    1. Oh yeah … only 165k? You’ve got plenty of miles to go; hopefully you’re in a southern state! The restomod sounds like a great way to go; have fun with that!

  10. I traded my Wrangler in for the First Edition Sport. Reason being – the Wrangler sucks on the highway. Not only is it extremely noisy, but takes a beating from the wind. I have a Harley for that! 😂 We also have a SXS for playing in the desert. I love my Sport, and don’t miss the Jeep…or “The Jeep Wave.”.

    1. Nice choice. I know what you mean about the noise –– at a certain point, you just want to be able to take phone calls in your vehicle and actually hear the person on the other side!

  11. Cool read.

    I, too, am a Jeep convert. I currently own 2 lifted 4-door Jeeps (JK and JL). My teenagers drive them. I’ve also had a TJ, YJ, and a CJ in past lives.

    In all honesty, I’m tired of seeing 20 of them before I leave my neighborhood. I saw the early Bronco renditions, and I decided I had to have one. Just finalized my order for a 4-door Badlands with all the goodies.

    For anyone else in Northern Florida who takes delivery of a Bronco, please don’t wave at me. Lol.

    1. Grady, you’ve got some lucky kids! It was vans for me as a teen. Kidding, though; I’m incredibly grateful I got to drive anything, let alone a safe, well-maintained vehicle. Then I graduated college and went for the junk Craigslist find, bought sight unseen from five states away. I rarely see anyone duplicating that Jeep of mine, ha. Hopefully you have plenty of time before all the neighbors have your Bronco, but they’re probably going to want to copy you 🙂

  12. Hey there Bronco nation,

    I too am a convert but I’m converting from being a long time toyota fan and recently in a colorado zr2. Constantly having to fix design flaws with either custom or aftermarket parts, while fun to build, it takes away from the essence of the vehicle. I believe that the Bronco really highlights that essence of off-road, and pairs it with a touch of elegance that no brand currently has. A true go anywhere adventure vehicle. Ford has done something special with this one and I’m excited to move towards that. The factory capability I believe is unmatched with the ability to customize and and bring individuality to the vehicle is really amazing. I can only hope it runs and drives like they say it does. And if it does then my kids and I will be able to have a wonderful platform to make our own. Looking forward to great things. Badlands with the 2.7 is in order.

    1. Great to hear your backstory, Mark.

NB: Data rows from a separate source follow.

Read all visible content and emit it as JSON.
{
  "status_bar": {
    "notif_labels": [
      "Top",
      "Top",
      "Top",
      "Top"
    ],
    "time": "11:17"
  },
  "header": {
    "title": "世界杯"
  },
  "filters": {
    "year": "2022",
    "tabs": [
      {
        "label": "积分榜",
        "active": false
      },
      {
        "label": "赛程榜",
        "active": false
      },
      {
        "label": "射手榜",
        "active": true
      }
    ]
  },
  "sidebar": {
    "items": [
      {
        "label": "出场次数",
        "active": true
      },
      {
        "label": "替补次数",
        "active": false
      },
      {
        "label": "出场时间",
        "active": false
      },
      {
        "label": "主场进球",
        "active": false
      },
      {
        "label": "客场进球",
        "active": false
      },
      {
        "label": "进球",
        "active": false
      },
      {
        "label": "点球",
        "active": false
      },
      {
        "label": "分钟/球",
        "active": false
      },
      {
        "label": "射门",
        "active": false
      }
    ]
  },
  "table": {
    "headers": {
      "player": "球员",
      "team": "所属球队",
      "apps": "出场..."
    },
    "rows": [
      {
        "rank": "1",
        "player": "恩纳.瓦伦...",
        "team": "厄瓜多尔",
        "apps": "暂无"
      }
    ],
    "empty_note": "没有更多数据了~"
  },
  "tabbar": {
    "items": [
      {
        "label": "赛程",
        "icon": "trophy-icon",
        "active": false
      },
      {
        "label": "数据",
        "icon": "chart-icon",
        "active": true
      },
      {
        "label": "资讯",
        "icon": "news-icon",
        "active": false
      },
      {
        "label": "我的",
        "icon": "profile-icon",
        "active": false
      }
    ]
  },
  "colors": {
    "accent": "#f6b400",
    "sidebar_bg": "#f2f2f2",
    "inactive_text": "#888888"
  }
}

I agree, Ford really went for it with the factory capability. At first, I was ready for something that didn’t have to be modified, but after seeing some of the aftermarket parts starting to come out, I think that plan is shot! Making it your own is a big part of the fun. Enjoy yours!

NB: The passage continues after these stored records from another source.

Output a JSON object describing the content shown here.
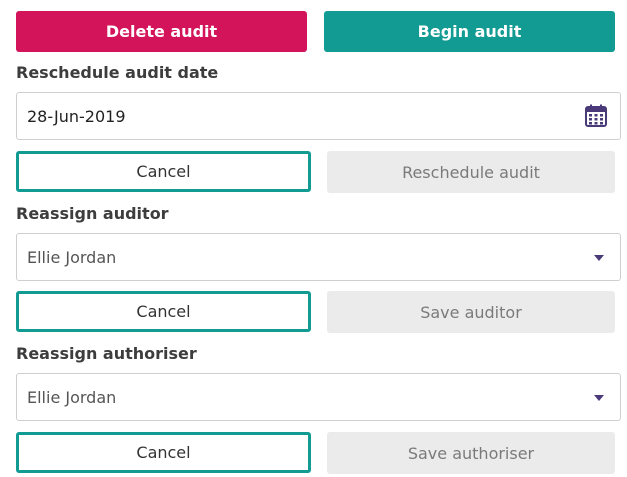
{
  "actions": {
    "delete_label": "Delete audit",
    "begin_label": "Begin audit"
  },
  "reschedule": {
    "label": "Reschedule audit date",
    "date_value": "28-Jun-2019",
    "cancel_label": "Cancel",
    "submit_label": "Reschedule audit"
  },
  "auditor": {
    "label": "Reassign auditor",
    "selected": "Ellie Jordan",
    "cancel_label": "Cancel",
    "submit_label": "Save auditor"
  },
  "authoriser": {
    "label": "Reassign authoriser",
    "selected": "Ellie Jordan",
    "cancel_label": "Cancel",
    "submit_label": "Save authoriser"
  },
  "icons": {
    "calendar": "calendar-icon",
    "dropdown": "chevron-down-icon"
  },
  "colors": {
    "delete": "#d4145a",
    "begin": "#119b92",
    "accent_border": "#119b92",
    "disabled_bg": "#ebebeb",
    "icon": "#4a3a7a"
  }
}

LEAVE YOUR COMMENT

Your email address will not be published. Required fields are marked *